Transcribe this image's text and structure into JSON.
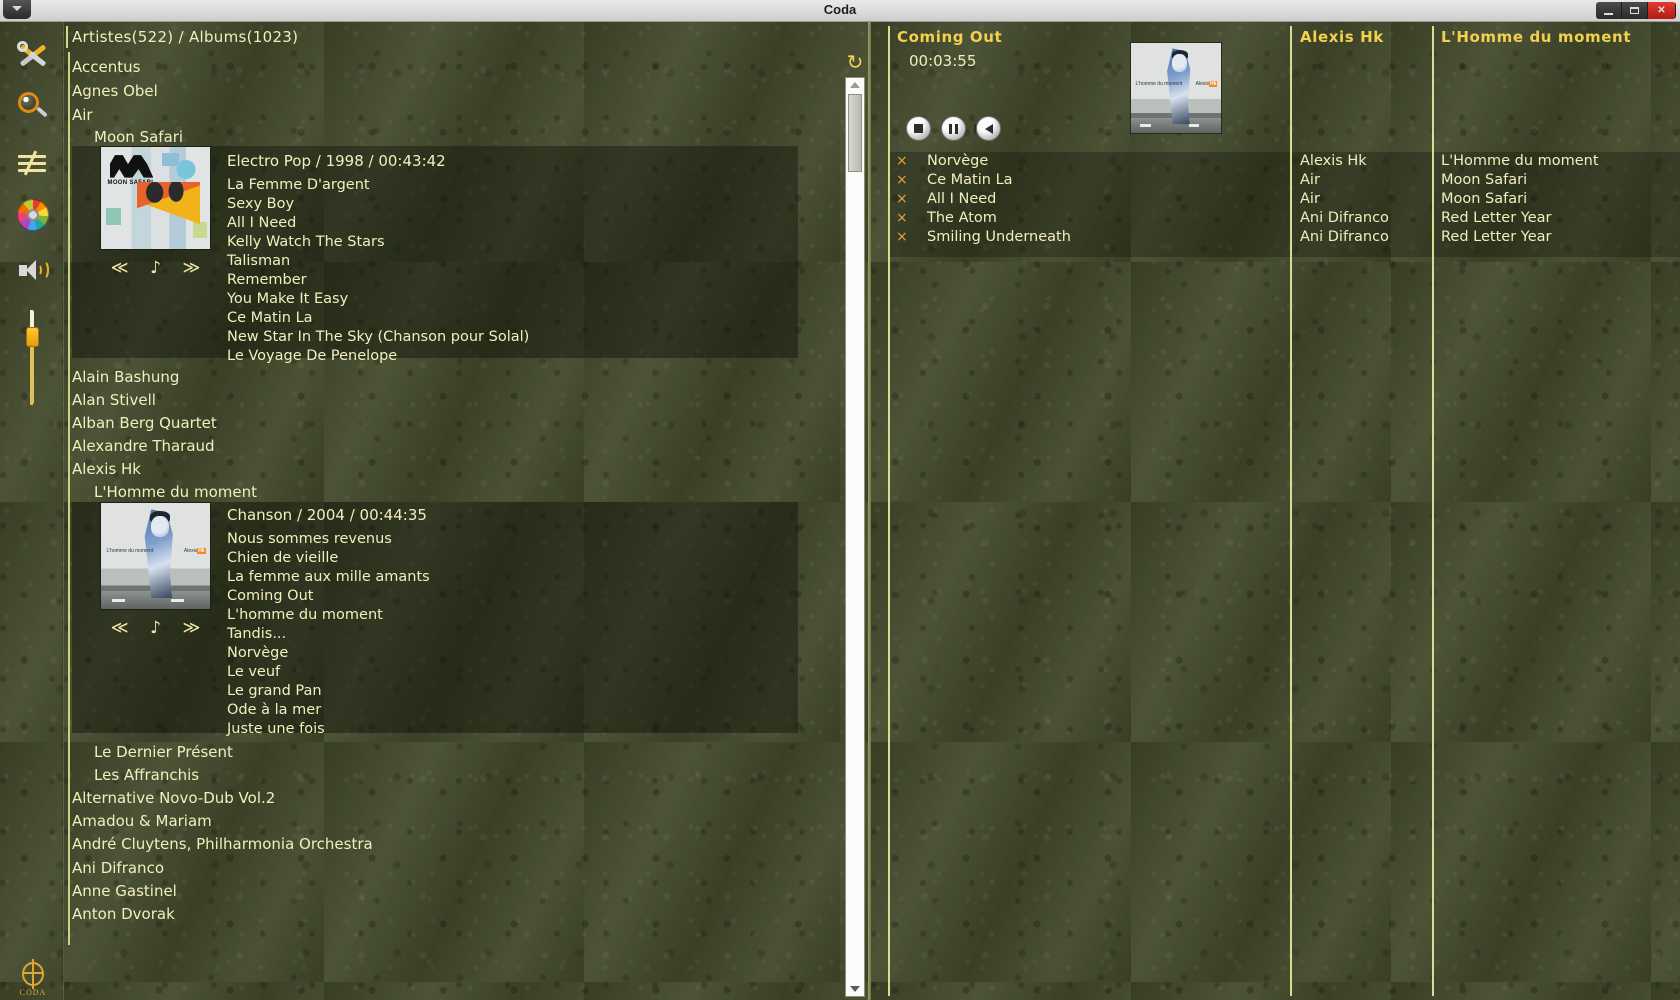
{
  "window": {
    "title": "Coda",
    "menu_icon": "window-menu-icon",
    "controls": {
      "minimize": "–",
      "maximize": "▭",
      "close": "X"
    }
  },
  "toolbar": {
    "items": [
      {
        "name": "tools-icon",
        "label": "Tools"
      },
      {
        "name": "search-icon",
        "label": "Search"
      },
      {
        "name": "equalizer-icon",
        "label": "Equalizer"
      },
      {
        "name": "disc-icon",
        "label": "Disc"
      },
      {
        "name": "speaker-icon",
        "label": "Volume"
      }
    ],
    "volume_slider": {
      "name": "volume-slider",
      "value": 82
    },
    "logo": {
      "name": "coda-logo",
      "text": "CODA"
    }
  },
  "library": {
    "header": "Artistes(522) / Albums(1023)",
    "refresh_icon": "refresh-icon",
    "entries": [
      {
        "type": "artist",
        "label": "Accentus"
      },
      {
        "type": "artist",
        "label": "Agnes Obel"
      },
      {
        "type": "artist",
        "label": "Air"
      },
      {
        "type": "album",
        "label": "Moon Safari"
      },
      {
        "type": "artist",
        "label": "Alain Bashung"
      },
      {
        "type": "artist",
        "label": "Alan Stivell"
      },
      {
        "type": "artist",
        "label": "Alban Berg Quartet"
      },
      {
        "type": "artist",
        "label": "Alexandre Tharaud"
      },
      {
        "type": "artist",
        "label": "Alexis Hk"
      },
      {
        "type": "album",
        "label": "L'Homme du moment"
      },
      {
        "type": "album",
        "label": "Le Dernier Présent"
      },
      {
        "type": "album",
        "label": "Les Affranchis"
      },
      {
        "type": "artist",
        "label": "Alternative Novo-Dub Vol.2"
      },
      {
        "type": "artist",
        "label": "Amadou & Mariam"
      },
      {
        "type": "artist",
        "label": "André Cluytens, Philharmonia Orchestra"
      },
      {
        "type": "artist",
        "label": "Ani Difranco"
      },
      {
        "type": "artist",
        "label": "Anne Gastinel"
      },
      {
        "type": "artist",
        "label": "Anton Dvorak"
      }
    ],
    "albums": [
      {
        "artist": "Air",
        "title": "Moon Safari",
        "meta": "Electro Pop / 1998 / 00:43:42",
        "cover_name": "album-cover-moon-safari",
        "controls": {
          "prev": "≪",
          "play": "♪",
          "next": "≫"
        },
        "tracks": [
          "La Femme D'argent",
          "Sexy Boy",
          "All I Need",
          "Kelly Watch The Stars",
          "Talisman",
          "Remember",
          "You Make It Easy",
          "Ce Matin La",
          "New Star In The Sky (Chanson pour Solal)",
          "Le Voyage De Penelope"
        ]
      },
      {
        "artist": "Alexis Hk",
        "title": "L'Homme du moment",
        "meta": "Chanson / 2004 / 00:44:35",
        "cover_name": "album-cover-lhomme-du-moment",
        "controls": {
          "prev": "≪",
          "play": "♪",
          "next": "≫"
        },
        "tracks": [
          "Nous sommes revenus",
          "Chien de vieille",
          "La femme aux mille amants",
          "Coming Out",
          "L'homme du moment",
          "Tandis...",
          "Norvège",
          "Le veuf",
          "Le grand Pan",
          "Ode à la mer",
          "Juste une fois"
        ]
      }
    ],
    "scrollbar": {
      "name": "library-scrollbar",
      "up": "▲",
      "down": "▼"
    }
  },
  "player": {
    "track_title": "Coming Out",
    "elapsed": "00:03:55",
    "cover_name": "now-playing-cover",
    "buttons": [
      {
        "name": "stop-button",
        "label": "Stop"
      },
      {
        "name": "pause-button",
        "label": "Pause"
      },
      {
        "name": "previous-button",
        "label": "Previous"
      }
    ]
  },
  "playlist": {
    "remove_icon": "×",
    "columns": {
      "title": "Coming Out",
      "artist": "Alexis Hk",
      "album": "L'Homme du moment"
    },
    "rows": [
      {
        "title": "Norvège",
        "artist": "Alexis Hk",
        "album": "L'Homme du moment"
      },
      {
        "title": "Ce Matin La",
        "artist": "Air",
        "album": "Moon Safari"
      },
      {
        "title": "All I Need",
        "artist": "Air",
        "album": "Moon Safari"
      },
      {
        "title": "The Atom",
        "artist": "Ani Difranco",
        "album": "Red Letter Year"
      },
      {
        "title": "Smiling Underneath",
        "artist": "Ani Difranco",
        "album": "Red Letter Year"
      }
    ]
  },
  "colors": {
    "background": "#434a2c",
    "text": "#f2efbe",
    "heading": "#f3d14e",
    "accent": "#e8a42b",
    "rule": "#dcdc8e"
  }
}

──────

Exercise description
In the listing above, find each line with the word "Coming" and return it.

Answer for this exercise
          "Coming Out",
    "track_title": "Coming Out",
      "title": "Coming Out",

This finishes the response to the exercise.